Prices for U.S. imports decreased 2.8 percent in January, after falling 1.9 percent in December and 1.8 percent in November, according to the U.S. Bureau of Labor Statistics. Each of the monthly decreases was driven by lower fuel prices. U.S. export prices declined 2 percent in December and has not recorded a monthly advance since July.
The January decline was the largest one-month decrease since the index fell 4.6 percent in December 2008. U.S. import prices decreased 8.0 percent between January 2014 and January 2015, the largest 12-month decline since the index fell 12.0 percent in September 2009.
Import fuel prices decreased 16.9 percent in January following declines of 11.3 percent in December and 9.2 percent in October. The January decrease was the largest monthly drop for the index since a 22.2 percent decline in December 2008. Lower petroleum and natural gas prices, down 17.7 percent and 8.8 percent, respectively, each contributed to the January decrease in overall fuel prices. The price index for import fuel declined 39 percent over the past 12 months, the largest year-over-year drop since the index fell 41 percent between August 2008 and August 2009.

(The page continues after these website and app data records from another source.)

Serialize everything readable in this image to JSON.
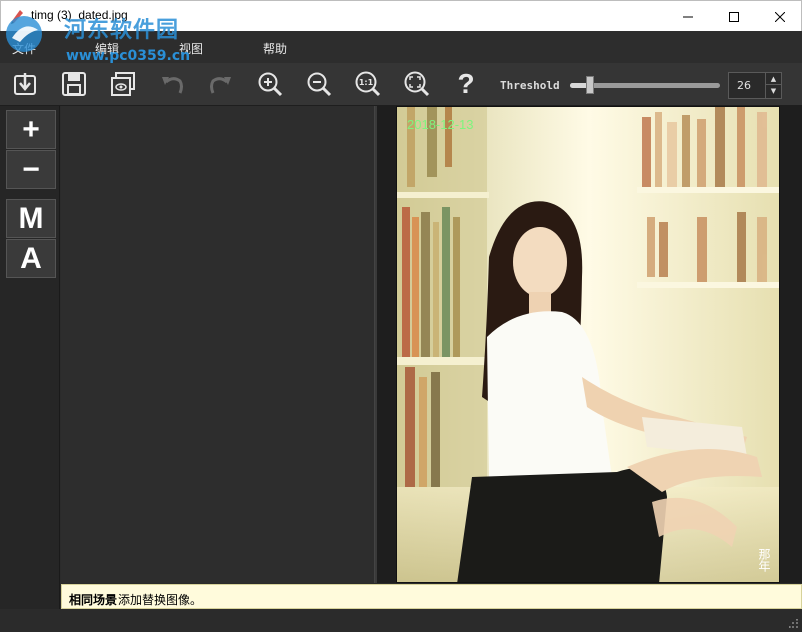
{
  "window": {
    "title": "timg (3)_dated.jpg",
    "icon": "app-pen-icon"
  },
  "watermark": {
    "brand": "河东软件园",
    "url": "www.pc0359.cn"
  },
  "menu": {
    "file": "文件",
    "edit": "编辑",
    "view": "视图",
    "help": "帮助"
  },
  "toolbar": {
    "buttons": [
      "import-icon",
      "save-icon",
      "preview-icon",
      "undo-icon",
      "redo-icon",
      "zoom-in-icon",
      "zoom-out-icon",
      "actual-size-icon",
      "fit-icon",
      "help-icon"
    ],
    "actual_size_label": "1:1",
    "help_glyph": "?",
    "threshold_label": "Threshold",
    "threshold_value": "26",
    "threshold_fraction": 0.13
  },
  "side_tools": {
    "add": "+",
    "remove": "−",
    "manual": "M",
    "auto": "A"
  },
  "photo": {
    "date_stamp": "2018-12-13",
    "signature": "那年"
  },
  "status": {
    "bold": "相同场景",
    "rest": "添加替换图像。"
  },
  "colors": {
    "panel": "#2d2d2d",
    "toolbar": "#353535",
    "status_bg": "#fffbdc",
    "stamp_green": "#7ef57e"
  }
}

Prices for nonfuel imports fell 0.7 percent in January and have not recorded a monthly advance since July 2014. The January decline matches the 0.7 percent drop in January 2009, and those were the largest one-month decreases since the index fell 1.1 percent in December 2008. Decreases in prices for each of the major finished goods categories; nonfuel industrial supplies and materials; and foods, feeds, and beverages all contributed to the overall decline in nonfuel import prices. The price index for nonfuel imports decreased 0.9 percent for the year ended in January.